DIRECTIONS:
Each entry must be duplicated precisely, with nothing left out.

□ □ □ □

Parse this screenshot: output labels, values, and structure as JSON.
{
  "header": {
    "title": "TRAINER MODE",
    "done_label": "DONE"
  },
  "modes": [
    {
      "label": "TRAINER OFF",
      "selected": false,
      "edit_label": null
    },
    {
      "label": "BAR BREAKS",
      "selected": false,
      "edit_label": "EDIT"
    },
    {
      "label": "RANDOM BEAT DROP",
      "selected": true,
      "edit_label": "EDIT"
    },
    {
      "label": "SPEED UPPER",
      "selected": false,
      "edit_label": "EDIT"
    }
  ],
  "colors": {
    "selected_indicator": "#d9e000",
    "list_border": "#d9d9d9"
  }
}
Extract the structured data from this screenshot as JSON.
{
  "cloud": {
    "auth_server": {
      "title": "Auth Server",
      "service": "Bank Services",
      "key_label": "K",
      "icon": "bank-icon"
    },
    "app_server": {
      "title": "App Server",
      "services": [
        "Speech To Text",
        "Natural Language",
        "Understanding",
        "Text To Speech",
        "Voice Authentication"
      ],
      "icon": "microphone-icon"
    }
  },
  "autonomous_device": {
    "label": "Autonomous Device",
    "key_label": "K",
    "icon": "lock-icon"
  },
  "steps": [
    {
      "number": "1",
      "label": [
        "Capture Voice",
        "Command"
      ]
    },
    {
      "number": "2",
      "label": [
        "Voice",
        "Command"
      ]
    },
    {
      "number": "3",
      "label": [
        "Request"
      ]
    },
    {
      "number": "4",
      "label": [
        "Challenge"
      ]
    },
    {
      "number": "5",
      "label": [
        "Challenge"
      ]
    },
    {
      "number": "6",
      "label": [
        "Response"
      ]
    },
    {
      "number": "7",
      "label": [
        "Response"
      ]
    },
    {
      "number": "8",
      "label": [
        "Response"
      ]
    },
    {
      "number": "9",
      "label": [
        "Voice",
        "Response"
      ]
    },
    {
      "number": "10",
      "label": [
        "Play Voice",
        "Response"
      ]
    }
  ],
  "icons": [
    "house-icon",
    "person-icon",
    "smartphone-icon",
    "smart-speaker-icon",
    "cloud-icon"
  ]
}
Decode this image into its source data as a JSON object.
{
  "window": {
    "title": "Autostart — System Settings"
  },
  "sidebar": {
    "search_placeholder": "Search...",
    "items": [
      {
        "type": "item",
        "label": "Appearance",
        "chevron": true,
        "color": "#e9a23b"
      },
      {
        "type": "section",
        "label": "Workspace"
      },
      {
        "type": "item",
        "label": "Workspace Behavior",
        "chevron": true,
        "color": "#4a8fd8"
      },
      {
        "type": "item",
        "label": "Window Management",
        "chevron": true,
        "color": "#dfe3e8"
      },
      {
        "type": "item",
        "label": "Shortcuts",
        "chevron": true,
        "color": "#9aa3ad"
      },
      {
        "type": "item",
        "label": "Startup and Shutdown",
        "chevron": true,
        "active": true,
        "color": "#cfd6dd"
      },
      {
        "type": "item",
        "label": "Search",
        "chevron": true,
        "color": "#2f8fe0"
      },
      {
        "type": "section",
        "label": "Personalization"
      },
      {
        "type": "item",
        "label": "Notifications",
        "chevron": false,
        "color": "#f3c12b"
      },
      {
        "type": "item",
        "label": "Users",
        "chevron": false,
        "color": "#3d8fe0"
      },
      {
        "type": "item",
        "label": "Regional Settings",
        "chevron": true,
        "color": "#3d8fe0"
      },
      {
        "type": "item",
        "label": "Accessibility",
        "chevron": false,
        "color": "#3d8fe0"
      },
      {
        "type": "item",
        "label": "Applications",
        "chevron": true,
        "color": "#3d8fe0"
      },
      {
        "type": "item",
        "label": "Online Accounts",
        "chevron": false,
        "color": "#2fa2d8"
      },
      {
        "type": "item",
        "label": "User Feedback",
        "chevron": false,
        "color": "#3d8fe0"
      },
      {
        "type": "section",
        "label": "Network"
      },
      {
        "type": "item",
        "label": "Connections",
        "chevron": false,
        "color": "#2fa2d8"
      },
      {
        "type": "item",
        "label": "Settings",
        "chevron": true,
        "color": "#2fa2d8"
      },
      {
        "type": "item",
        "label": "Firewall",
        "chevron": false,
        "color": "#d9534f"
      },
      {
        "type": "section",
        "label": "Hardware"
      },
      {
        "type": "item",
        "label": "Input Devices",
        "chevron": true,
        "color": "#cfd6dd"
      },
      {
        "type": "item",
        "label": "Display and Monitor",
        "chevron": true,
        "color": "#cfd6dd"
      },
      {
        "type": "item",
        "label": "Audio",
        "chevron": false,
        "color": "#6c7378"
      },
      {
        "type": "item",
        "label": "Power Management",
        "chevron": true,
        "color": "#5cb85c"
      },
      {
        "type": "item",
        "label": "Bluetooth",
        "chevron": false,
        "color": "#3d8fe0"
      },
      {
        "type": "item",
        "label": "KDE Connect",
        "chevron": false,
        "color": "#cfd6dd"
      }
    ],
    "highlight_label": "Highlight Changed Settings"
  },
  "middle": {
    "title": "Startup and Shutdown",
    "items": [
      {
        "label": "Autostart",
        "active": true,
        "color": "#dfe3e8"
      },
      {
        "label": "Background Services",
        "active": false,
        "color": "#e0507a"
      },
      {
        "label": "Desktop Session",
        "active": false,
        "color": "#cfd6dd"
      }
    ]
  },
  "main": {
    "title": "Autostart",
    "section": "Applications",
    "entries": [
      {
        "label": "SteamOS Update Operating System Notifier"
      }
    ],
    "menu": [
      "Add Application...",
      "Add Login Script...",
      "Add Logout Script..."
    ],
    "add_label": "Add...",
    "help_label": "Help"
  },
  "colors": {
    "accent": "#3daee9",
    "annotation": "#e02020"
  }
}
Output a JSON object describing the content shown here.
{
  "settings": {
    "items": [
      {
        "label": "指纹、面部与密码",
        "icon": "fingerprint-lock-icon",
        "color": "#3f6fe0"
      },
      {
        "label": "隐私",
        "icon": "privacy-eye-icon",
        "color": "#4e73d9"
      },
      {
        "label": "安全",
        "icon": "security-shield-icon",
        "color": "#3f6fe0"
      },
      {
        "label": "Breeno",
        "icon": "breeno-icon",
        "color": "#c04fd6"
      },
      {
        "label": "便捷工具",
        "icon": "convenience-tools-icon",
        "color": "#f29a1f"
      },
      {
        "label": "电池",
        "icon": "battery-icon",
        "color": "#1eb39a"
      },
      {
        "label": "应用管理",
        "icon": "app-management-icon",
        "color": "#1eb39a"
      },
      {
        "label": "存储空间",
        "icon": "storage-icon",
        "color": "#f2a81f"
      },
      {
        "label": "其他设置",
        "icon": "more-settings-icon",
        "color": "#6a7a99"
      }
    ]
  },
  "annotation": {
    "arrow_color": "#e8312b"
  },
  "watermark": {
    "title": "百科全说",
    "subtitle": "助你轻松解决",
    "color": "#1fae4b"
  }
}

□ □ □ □

EXERCISE ANSWER:
Parse this screenshot: output labels, values, and structure as JSON.
{
  "header": {
    "title": "TRAINER MODE",
    "done_label": "DONE"
  },
  "modes": [
    {
      "label": "TRAINER OFF",
      "selected": false,
      "edit_label": null
    },
    {
      "label": "BAR BREAKS",
      "selected": false,
      "edit_label": "EDIT"
    },
    {
      "label": "RANDOM BEAT DROP",
      "selected": true,
      "edit_label": "EDIT"
    },
    {
      "label": "SPEED UPPER",
      "selected": false,
      "edit_label": "EDIT"
    }
  ],
  "colors": {
    "selected_indicator": "#d9e000",
    "list_border": "#d9d9d9"
  }
}
Extract the structured data from this screenshot as JSON.
{
  "cloud": {
    "auth_server": {
      "title": "Auth Server",
      "service": "Bank Services",
      "key_label": "K",
      "icon": "bank-icon"
    },
    "app_server": {
      "title": "App Server",
      "services": [
        "Speech To Text",
        "Natural Language",
        "Understanding",
        "Text To Speech",
        "Voice Authentication"
      ],
      "icon": "microphone-icon"
    }
  },
  "autonomous_device": {
    "label": "Autonomous Device",
    "key_label": "K",
    "icon": "lock-icon"
  },
  "steps": [
    {
      "number": "1",
      "label": [
        "Capture Voice",
        "Command"
      ]
    },
    {
      "number": "2",
      "label": [
        "Voice",
        "Command"
      ]
    },
    {
      "number": "3",
      "label": [
        "Request"
      ]
    },
    {
      "number": "4",
      "label": [
        "Challenge"
      ]
    },
    {
      "number": "5",
      "label": [
        "Challenge"
      ]
    },
    {
      "number": "6",
      "label": [
        "Response"
      ]
    },
    {
      "number": "7",
      "label": [
        "Response"
      ]
    },
    {
      "number": "8",
      "label": [
        "Response"
      ]
    },
    {
      "number": "9",
      "label": [
        "Voice",
        "Response"
      ]
    },
    {
      "number": "10",
      "label": [
        "Play Voice",
        "Response"
      ]
    }
  ],
  "icons": [
    "house-icon",
    "person-icon",
    "smartphone-icon",
    "smart-speaker-icon",
    "cloud-icon"
  ]
}
Decode this image into its source data as a JSON object.
{
  "window": {
    "title": "Autostart — System Settings"
  },
  "sidebar": {
    "search_placeholder": "Search...",
    "items": [
      {
        "type": "item",
        "label": "Appearance",
        "chevron": true,
        "color": "#e9a23b"
      },
      {
        "type": "section",
        "label": "Workspace"
      },
      {
        "type": "item",
        "label": "Workspace Behavior",
        "chevron": true,
        "color": "#4a8fd8"
      },
      {
        "type": "item",
        "label": "Window Management",
        "chevron": true,
        "color": "#dfe3e8"
      },
      {
        "type": "item",
        "label": "Shortcuts",
        "chevron": true,
        "color": "#9aa3ad"
      },
      {
        "type": "item",
        "label": "Startup and Shutdown",
        "chevron": true,
        "active": true,
        "color": "#cfd6dd"
      },
      {
        "type": "item",
        "label": "Search",
        "chevron": true,
        "color": "#2f8fe0"
      },
      {
        "type": "section",
        "label": "Personalization"
      },
      {
        "type": "item",
        "label": "Notifications",
        "chevron": false,
        "color": "#f3c12b"
      },
      {
        "type": "item",
        "label": "Users",
        "chevron": false,
        "color": "#3d8fe0"
      },
      {
        "type": "item",
        "label": "Regional Settings",
        "chevron": true,
        "color": "#3d8fe0"
      },
      {
        "type": "item",
        "label": "Accessibility",
        "chevron": false,
        "color": "#3d8fe0"
      },
      {
        "type": "item",
        "label": "Applications",
        "chevron": true,
        "color": "#3d8fe0"
      },
      {
        "type": "item",
        "label": "Online Accounts",
        "chevron": false,
        "color": "#2fa2d8"
      },
      {
        "type": "item",
        "label": "User Feedback",
        "chevron": false,
        "color": "#3d8fe0"
      },
      {
        "type": "section",
        "label": "Network"
      },
      {
        "type": "item",
        "label": "Connections",
        "chevron": false,
        "color": "#2fa2d8"
      },
      {
        "type": "item",
        "label": "Settings",
        "chevron": true,
        "color": "#2fa2d8"
      },
      {
        "type": "item",
        "label": "Firewall",
        "chevron": false,
        "color": "#d9534f"
      },
      {
        "type": "section",
        "label": "Hardware"
      },
      {
        "type": "item",
        "label": "Input Devices",
        "chevron": true,
        "color": "#cfd6dd"
      },
      {
        "type": "item",
        "label": "Display and Monitor",
        "chevron": true,
        "color": "#cfd6dd"
      },
      {
        "type": "item",
        "label": "Audio",
        "chevron": false,
        "color": "#6c7378"
      },
      {
        "type": "item",
        "label": "Power Management",
        "chevron": true,
        "color": "#5cb85c"
      },
      {
        "type": "item",
        "label": "Bluetooth",
        "chevron": false,
        "color": "#3d8fe0"
      },
      {
        "type": "item",
        "label": "KDE Connect",
        "chevron": false,
        "color": "#cfd6dd"
      }
    ],
    "highlight_label": "Highlight Changed Settings"
  },
  "middle": {
    "title": "Startup and Shutdown",
    "items": [
      {
        "label": "Autostart",
        "active": true,
        "color": "#dfe3e8"
      },
      {
        "label": "Background Services",
        "active": false,
        "color": "#e0507a"
      },
      {
        "label": "Desktop Session",
        "active": false,
        "color": "#cfd6dd"
      }
    ]
  },
  "main": {
    "title": "Autostart",
    "section": "Applications",
    "entries": [
      {
        "label": "SteamOS Update Operating System Notifier"
      }
    ],
    "menu": [
      "Add Application...",
      "Add Login Script...",
      "Add Logout Script..."
    ],
    "add_label": "Add...",
    "help_label": "Help"
  },
  "colors": {
    "accent": "#3daee9",
    "annotation": "#e02020"
  }
}
Output a JSON object describing the content shown here.
{
  "settings": {
    "items": [
      {
        "label": "指纹、面部与密码",
        "icon": "fingerprint-lock-icon",
        "color": "#3f6fe0"
      },
      {
        "label": "隐私",
        "icon": "privacy-eye-icon",
        "color": "#4e73d9"
      },
      {
        "label": "安全",
        "icon": "security-shield-icon",
        "color": "#3f6fe0"
      },
      {
        "label": "Breeno",
        "icon": "breeno-icon",
        "color": "#c04fd6"
      },
      {
        "label": "便捷工具",
        "icon": "convenience-tools-icon",
        "color": "#f29a1f"
      },
      {
        "label": "电池",
        "icon": "battery-icon",
        "color": "#1eb39a"
      },
      {
        "label": "应用管理",
        "icon": "app-management-icon",
        "color": "#1eb39a"
      },
      {
        "label": "存储空间",
        "icon": "storage-icon",
        "color": "#f2a81f"
      },
      {
        "label": "其他设置",
        "icon": "more-settings-icon",
        "color": "#6a7a99"
      }
    ]
  },
  "annotation": {
    "arrow_color": "#e8312b"
  },
  "watermark": {
    "title": "百科全说",
    "subtitle": "助你轻松解决",
    "color": "#1fae4b"
  }
}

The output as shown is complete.